Copy all records exactly; omit pictures.

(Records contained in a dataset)
----

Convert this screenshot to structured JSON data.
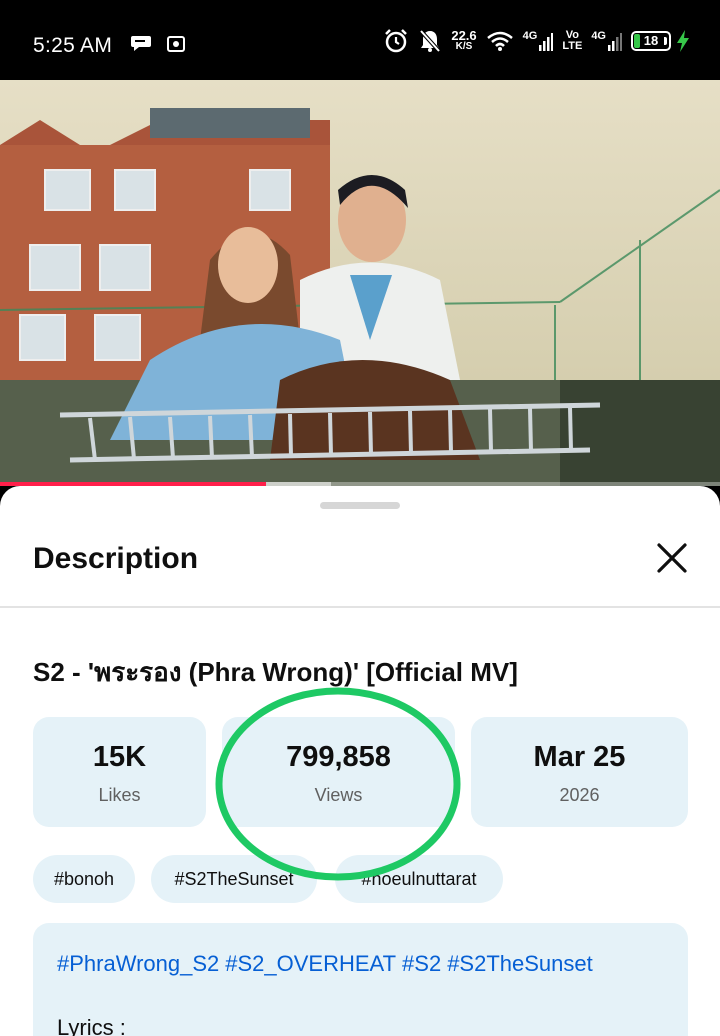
{
  "status_bar": {
    "time": "5:25 AM",
    "net_speed_value": "22.6",
    "net_speed_unit": "K/S",
    "signal1_label": "4G",
    "volte_top": "Vo",
    "volte_bottom": "LTE",
    "signal2_label": "4G",
    "battery_level": "18"
  },
  "video": {
    "progress_fraction": 0.37,
    "buffer_fraction": 0.46
  },
  "sheet": {
    "title": "Description",
    "video_title": "S2 - 'พระรอง (Phra Wrong)' [Official MV]"
  },
  "stats": [
    {
      "value": "15K",
      "label": "Likes"
    },
    {
      "value": "799,858",
      "label": "Views"
    },
    {
      "value": "Mar 25",
      "label": "2026"
    }
  ],
  "tags": [
    "#bonoh",
    "#S2TheSunset",
    "#noeulnuttarat"
  ],
  "description": {
    "hashtags": [
      "#PhraWrong_S2",
      "#S2_OVERHEAT",
      "#S2",
      "#S2TheSunset"
    ],
    "lyrics_label": "Lyrics :"
  },
  "colors": {
    "accent_red": "#ff1f4a",
    "link_blue": "#065fd4",
    "chip_bg": "#e5f2f8",
    "annotation_green": "#1ec964",
    "battery_green": "#37c84a"
  },
  "icons": [
    "chat-bubble-icon",
    "screenshot-icon",
    "alarm-icon",
    "mute-icon",
    "wifi-icon",
    "signal-icon",
    "battery-icon",
    "charging-icon",
    "close-icon"
  ]
}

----

● EXPECTED ANSWER:
Convert this screenshot to structured JSON data.
{
  "status_bar": {
    "time": "5:25 AM",
    "net_speed_value": "22.6",
    "net_speed_unit": "K/S",
    "signal1_label": "4G",
    "volte_top": "Vo",
    "volte_bottom": "LTE",
    "signal2_label": "4G",
    "battery_level": "18"
  },
  "video": {
    "progress_fraction": 0.37,
    "buffer_fraction": 0.46
  },
  "sheet": {
    "title": "Description",
    "video_title": "S2 - 'พระรอง (Phra Wrong)' [Official MV]"
  },
  "stats": [
    {
      "value": "15K",
      "label": "Likes"
    },
    {
      "value": "799,858",
      "label": "Views"
    },
    {
      "value": "Mar 25",
      "label": "2026"
    }
  ],
  "tags": [
    "#bonoh",
    "#S2TheSunset",
    "#noeulnuttarat"
  ],
  "description": {
    "hashtags": [
      "#PhraWrong_S2",
      "#S2_OVERHEAT",
      "#S2",
      "#S2TheSunset"
    ],
    "lyrics_label": "Lyrics :"
  },
  "colors": {
    "accent_red": "#ff1f4a",
    "link_blue": "#065fd4",
    "chip_bg": "#e5f2f8",
    "annotation_green": "#1ec964",
    "battery_green": "#37c84a"
  },
  "icons": [
    "chat-bubble-icon",
    "screenshot-icon",
    "alarm-icon",
    "mute-icon",
    "wifi-icon",
    "signal-icon",
    "battery-icon",
    "charging-icon",
    "close-icon"
  ]
}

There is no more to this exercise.